Foothills Regional High School  recently celebrated 13 students who completed the Manufacturing Associates Training program at the Social Circle site, earning high school credit and industry-recognized credentials.

“We are extremely proud of these students for this exceptional accomplishment,” said superintendent Sherrie Gibney-Sherman. “Their wise choice to participate in the Manufacturing Associates certification class makes them more marketable for the many job opportunities they will have after graduation. The hard work and focus they demonstrated are just the qualities that future employers seek.”

In partnership with Workforce Innovators of America, Foothills offers the Manufacturing Associate program to introduce students to basic communication and employability skills as well as the important skills needed in additive manufacturing, blueprint reading, forklift operating, cranes and rigging, basic electricity, hand tools, torque wrenches and other areas of manufacturing and mechanics.

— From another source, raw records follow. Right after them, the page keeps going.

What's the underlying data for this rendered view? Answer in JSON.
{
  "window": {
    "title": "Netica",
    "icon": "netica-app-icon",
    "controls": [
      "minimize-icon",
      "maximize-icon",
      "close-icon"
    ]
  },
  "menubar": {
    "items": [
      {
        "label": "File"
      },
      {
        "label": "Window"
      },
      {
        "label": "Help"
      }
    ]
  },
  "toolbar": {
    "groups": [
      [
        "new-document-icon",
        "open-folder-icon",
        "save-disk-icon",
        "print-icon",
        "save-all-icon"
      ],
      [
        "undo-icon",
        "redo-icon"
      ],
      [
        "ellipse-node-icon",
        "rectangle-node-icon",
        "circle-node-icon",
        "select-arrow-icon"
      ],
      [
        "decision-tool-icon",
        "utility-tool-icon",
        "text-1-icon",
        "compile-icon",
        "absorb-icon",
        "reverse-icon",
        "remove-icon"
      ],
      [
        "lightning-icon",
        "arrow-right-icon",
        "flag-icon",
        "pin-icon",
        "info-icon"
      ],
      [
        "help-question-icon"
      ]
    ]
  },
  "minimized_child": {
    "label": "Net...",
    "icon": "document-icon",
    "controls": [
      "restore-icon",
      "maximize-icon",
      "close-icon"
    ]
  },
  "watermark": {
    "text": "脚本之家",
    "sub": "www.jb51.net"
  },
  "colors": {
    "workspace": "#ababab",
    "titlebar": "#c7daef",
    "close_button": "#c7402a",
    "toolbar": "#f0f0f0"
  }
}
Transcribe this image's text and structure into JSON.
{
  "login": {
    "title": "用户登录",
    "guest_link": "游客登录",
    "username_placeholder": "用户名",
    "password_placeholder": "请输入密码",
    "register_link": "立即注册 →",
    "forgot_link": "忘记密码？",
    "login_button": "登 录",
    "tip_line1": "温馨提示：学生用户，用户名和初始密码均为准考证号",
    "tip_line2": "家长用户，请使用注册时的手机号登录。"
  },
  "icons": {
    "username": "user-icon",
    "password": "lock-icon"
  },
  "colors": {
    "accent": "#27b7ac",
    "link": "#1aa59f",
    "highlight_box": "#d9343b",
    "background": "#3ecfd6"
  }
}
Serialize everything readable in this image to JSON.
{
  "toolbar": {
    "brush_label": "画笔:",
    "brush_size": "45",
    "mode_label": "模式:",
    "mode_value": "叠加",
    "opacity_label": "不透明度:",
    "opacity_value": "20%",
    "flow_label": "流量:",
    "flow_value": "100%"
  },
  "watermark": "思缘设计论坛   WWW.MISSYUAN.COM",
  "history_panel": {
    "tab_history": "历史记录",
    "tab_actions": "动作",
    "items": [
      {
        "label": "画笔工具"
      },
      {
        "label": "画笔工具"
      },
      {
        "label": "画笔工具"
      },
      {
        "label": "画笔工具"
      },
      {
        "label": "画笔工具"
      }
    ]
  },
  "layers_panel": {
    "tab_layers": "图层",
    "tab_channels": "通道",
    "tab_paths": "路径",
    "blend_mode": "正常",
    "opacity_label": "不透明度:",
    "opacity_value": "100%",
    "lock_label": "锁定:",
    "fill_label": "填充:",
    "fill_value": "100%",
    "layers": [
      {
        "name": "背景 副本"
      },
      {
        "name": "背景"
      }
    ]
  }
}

“Our team developed the Manufacturing Associate program to take someone who has never been employed in manufacturing and help them master the basics of problem-solving, critical thinking, teamwork, communication, and resilience,” said Vice President of Workforce Innovators of America Pete McGill. “After meeting with local industry partners, we realized the need for manufacturing associates to have a background in soft skills because employers stress the importance of being on time, being at work every day, dressed in the correct personal protective gear, having a positive attitude in the workplace, and handling difficult people and situations. Through close relationships with employers in the area, this class teaches each student the skills needed to be employed locally after completing the training program.”

Throughout the eight-week course, students earn OSHA 10, Forklift, Lean Six Sigma and CPR/First Aid/AED credentials. In addition, participants engage with a life coach who assists them with learning basic life skills needed to be successful in the workforce and instills confidence in their abilities.

“Our philosophy is to help students first master a skill or trade, get a job, and then, if they wish, transition to a postsecondary world that helps them hone the finer points of that trade,” McGill said. “We hope this model can become the standard for teaching the trades in underserved communities due to the mobility, flexibility, and innovation this type of program brings to the world of vocational training.”